Given data:
● ● ● ● ●

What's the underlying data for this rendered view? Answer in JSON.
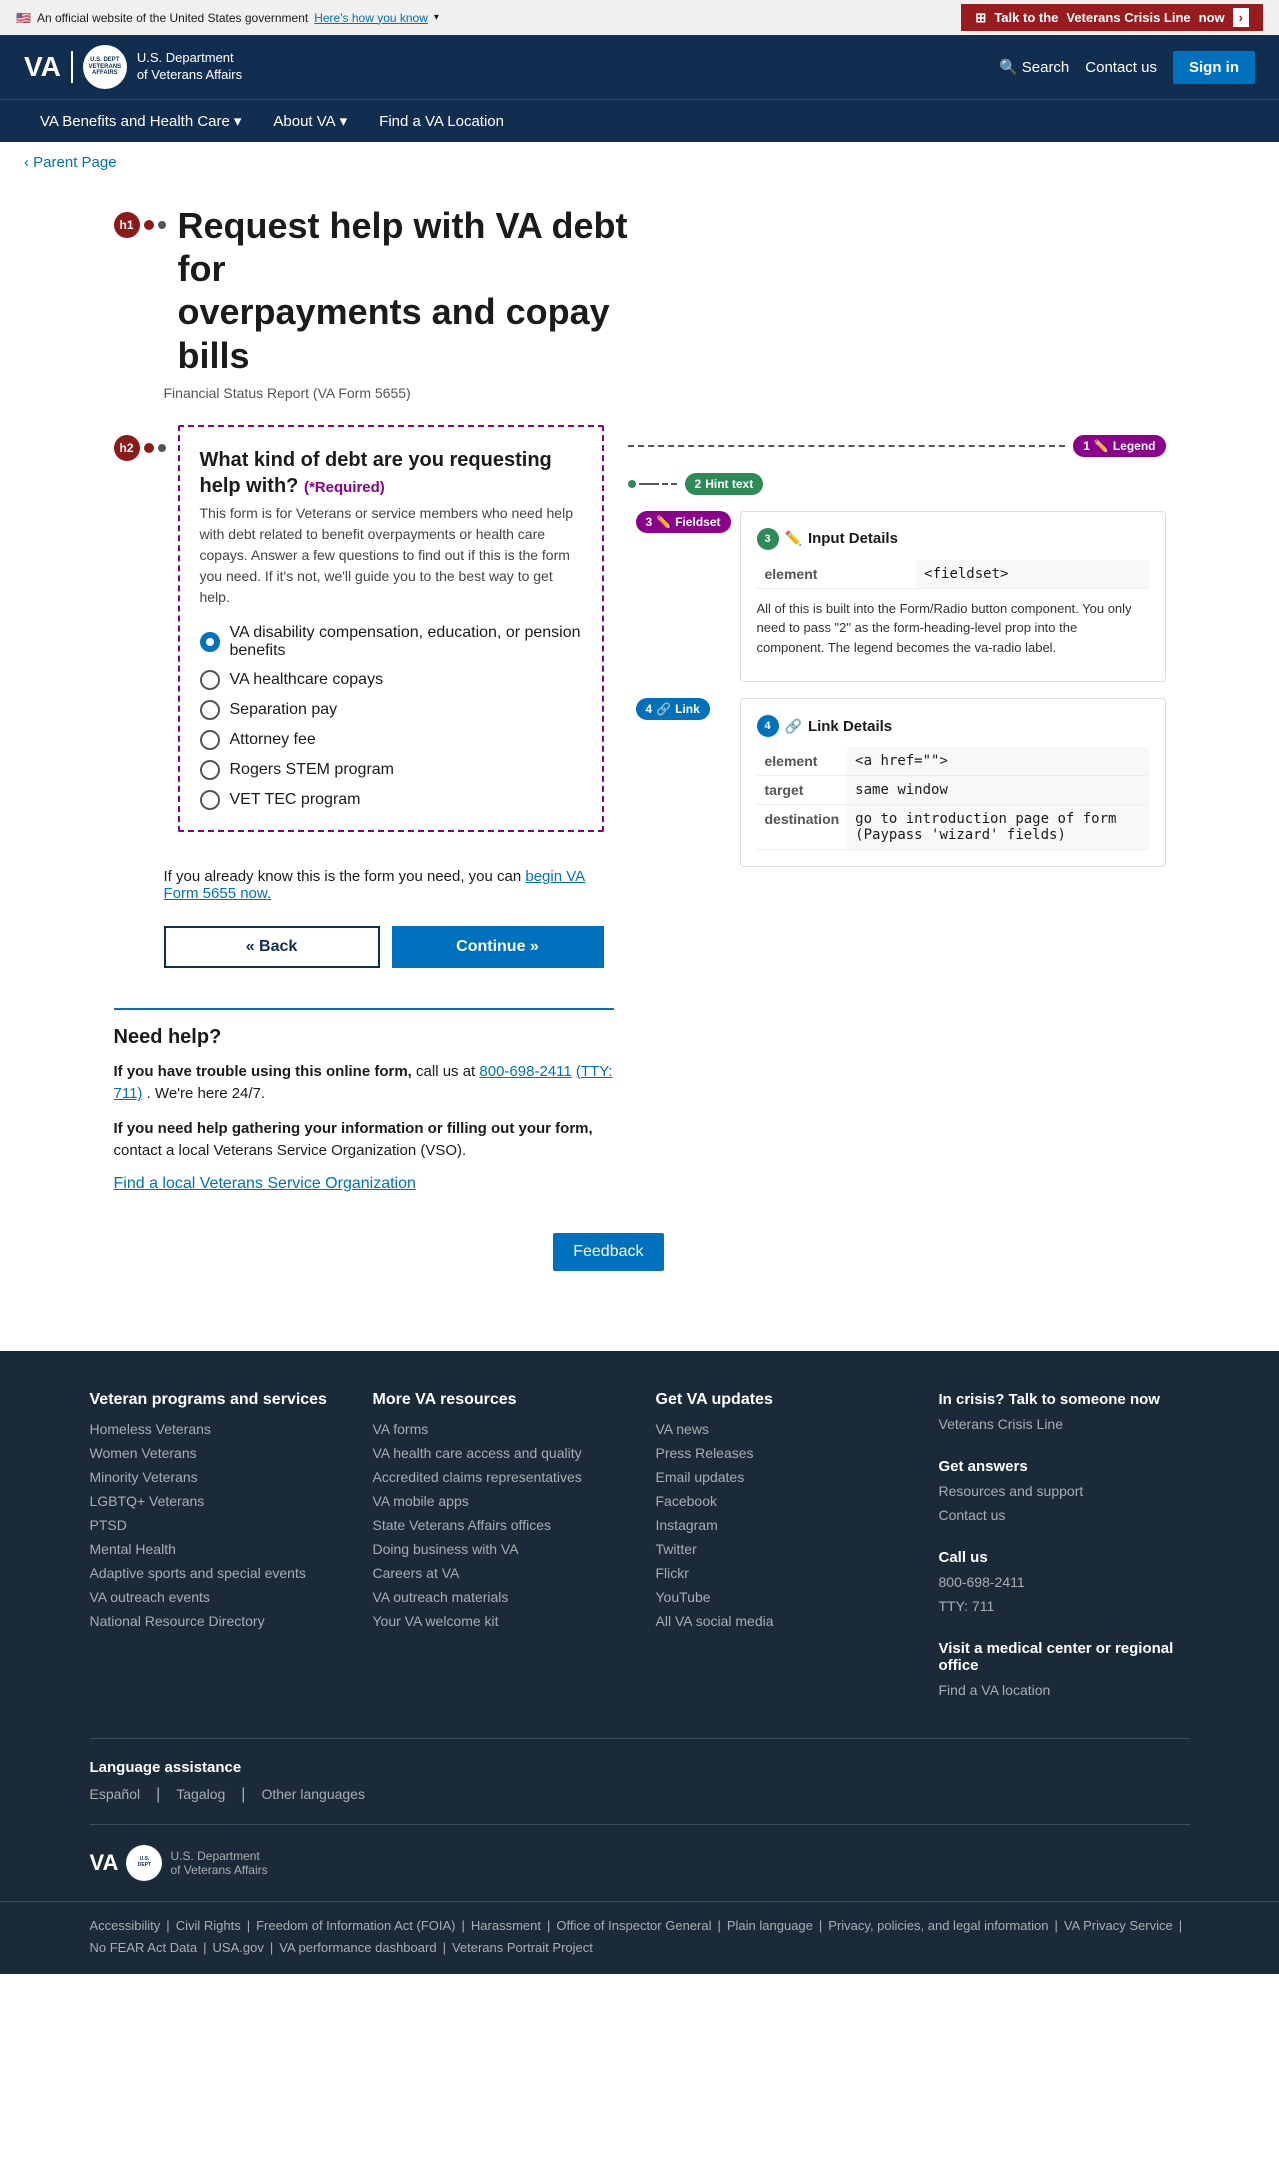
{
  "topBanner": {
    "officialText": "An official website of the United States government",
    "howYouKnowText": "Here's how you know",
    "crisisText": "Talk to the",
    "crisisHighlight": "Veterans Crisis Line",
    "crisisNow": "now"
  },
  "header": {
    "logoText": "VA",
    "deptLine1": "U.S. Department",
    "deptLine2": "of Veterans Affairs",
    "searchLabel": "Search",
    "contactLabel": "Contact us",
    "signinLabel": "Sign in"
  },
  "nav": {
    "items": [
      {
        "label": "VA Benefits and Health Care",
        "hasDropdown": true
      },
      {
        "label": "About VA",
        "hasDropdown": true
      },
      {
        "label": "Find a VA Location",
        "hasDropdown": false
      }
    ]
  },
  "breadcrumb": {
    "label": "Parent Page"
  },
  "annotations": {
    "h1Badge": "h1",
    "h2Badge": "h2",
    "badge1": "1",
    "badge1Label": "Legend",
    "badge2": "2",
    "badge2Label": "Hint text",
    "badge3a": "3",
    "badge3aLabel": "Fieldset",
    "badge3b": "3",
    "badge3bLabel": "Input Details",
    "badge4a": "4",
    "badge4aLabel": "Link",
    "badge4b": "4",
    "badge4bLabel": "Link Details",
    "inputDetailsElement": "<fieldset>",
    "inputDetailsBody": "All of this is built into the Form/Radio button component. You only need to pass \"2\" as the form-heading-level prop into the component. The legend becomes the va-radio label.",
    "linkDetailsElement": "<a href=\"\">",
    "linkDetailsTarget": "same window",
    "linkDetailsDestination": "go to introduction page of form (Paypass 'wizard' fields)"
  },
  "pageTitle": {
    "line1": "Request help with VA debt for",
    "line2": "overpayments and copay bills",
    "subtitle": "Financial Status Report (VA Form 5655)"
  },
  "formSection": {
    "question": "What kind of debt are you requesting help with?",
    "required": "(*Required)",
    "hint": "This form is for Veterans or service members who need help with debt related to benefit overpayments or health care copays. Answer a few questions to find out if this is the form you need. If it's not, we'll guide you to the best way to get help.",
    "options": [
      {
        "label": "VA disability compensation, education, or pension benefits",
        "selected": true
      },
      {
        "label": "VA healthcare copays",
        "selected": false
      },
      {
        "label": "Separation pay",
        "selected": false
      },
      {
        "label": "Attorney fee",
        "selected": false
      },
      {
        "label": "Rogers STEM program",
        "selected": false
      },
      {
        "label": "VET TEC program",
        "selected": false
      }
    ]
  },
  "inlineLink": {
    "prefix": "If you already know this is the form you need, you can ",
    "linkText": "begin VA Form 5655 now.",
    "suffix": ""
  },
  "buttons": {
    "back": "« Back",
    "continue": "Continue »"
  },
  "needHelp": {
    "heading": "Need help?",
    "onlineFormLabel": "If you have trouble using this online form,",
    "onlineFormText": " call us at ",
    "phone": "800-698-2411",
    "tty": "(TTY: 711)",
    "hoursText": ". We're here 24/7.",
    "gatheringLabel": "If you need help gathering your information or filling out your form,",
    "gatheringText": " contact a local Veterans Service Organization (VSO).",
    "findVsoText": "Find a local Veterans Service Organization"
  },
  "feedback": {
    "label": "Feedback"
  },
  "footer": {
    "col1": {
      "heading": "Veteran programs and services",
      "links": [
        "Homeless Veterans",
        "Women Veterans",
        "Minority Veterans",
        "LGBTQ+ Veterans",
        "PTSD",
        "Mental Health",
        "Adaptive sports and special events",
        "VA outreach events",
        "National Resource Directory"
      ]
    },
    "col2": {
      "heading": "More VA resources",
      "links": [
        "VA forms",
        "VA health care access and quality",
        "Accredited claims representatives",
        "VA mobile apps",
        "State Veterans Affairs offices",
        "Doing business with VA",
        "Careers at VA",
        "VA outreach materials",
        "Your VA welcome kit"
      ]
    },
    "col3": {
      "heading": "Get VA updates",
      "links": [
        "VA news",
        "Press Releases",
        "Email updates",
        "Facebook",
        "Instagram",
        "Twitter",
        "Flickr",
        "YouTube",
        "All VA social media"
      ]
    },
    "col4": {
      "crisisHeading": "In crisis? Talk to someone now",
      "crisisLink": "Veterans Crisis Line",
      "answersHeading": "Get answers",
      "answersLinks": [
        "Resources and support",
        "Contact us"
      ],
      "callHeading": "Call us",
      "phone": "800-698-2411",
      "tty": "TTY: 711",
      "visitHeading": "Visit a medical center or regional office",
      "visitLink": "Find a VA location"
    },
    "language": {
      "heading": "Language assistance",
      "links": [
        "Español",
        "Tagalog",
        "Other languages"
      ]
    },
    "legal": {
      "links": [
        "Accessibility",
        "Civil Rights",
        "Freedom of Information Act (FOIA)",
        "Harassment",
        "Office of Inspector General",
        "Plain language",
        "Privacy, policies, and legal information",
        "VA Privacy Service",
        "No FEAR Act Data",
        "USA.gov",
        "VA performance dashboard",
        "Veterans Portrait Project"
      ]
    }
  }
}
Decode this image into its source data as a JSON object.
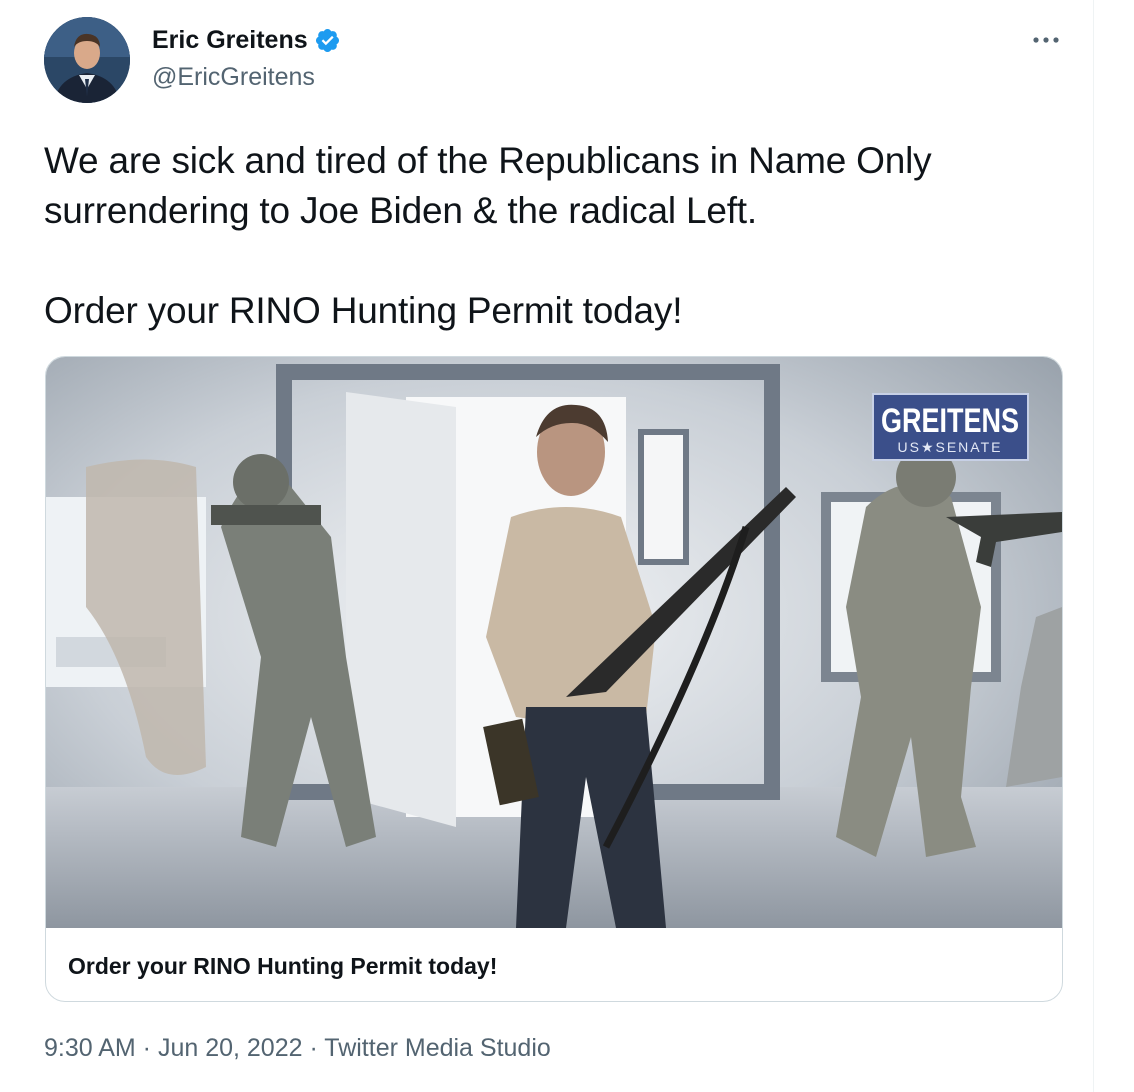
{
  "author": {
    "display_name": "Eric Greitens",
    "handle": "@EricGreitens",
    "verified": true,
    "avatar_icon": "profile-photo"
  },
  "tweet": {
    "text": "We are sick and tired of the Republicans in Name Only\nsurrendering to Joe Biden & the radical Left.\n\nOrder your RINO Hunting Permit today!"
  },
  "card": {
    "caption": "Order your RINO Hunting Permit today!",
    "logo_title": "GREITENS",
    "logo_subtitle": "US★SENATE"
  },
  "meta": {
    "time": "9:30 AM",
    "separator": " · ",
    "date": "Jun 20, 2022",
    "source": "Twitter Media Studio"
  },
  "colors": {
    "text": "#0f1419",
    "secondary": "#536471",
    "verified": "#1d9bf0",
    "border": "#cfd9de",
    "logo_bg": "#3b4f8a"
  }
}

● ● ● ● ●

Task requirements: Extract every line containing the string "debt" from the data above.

Solution below:
    "line1": "Request help with VA debt for",
    "question": "What kind of debt are you requesting help with?",
    "hint": "This form is for Veterans or service members who need help with debt related to benefit overpayments or health care copays. Answer a few questions to find out if this is the form you need. If it's not, we'll guide you to the best way to get help.",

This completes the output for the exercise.